Instructions to follow
Reproduce exactly the lines from the line containing "Output a JSON" through the last line of the listing, and no others.

——————

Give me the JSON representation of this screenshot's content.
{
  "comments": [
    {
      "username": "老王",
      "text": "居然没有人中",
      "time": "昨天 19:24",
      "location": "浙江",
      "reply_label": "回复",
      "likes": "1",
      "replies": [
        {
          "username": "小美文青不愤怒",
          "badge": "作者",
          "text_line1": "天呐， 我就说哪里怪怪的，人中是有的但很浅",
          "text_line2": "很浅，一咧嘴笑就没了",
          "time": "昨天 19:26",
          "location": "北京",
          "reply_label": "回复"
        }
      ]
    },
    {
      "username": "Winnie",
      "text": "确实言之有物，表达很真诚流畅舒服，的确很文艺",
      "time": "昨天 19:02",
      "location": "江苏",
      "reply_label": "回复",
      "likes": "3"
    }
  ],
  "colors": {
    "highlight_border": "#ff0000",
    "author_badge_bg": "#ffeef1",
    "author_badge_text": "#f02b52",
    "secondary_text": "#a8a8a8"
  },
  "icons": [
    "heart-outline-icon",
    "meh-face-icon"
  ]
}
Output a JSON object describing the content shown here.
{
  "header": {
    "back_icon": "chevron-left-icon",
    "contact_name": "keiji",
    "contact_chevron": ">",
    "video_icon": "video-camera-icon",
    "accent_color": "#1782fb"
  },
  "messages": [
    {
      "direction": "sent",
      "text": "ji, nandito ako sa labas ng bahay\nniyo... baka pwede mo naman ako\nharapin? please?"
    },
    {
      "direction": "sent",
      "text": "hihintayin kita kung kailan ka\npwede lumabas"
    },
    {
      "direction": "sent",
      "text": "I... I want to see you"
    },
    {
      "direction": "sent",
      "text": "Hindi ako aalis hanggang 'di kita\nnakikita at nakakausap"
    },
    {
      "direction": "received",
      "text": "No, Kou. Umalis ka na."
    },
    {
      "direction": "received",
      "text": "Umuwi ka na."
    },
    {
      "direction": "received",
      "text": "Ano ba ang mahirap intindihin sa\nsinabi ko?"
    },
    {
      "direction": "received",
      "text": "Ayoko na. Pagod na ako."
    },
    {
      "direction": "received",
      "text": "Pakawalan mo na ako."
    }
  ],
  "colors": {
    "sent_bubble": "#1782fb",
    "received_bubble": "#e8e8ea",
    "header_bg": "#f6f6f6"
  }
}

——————

Answer section
Output a JSON object describing the content shown here.
{
  "header": {
    "back_icon": "chevron-left-icon",
    "contact_name": "keiji",
    "contact_chevron": ">",
    "video_icon": "video-camera-icon",
    "accent_color": "#1782fb"
  },
  "messages": [
    {
      "direction": "sent",
      "text": "ji, nandito ako sa labas ng bahay\nniyo... baka pwede mo naman ako\nharapin? please?"
    },
    {
      "direction": "sent",
      "text": "hihintayin kita kung kailan ka\npwede lumabas"
    },
    {
      "direction": "sent",
      "text": "I... I want to see you"
    },
    {
      "direction": "sent",
      "text": "Hindi ako aalis hanggang 'di kita\nnakikita at nakakausap"
    },
    {
      "direction": "received",
      "text": "No, Kou. Umalis ka na."
    },
    {
      "direction": "received",
      "text": "Umuwi ka na."
    },
    {
      "direction": "received",
      "text": "Ano ba ang mahirap intindihin sa\nsinabi ko?"
    },
    {
      "direction": "received",
      "text": "Ayoko na. Pagod na ako."
    },
    {
      "direction": "received",
      "text": "Pakawalan mo na ako."
    }
  ],
  "colors": {
    "sent_bubble": "#1782fb",
    "received_bubble": "#e8e8ea",
    "header_bg": "#f6f6f6"
  }
}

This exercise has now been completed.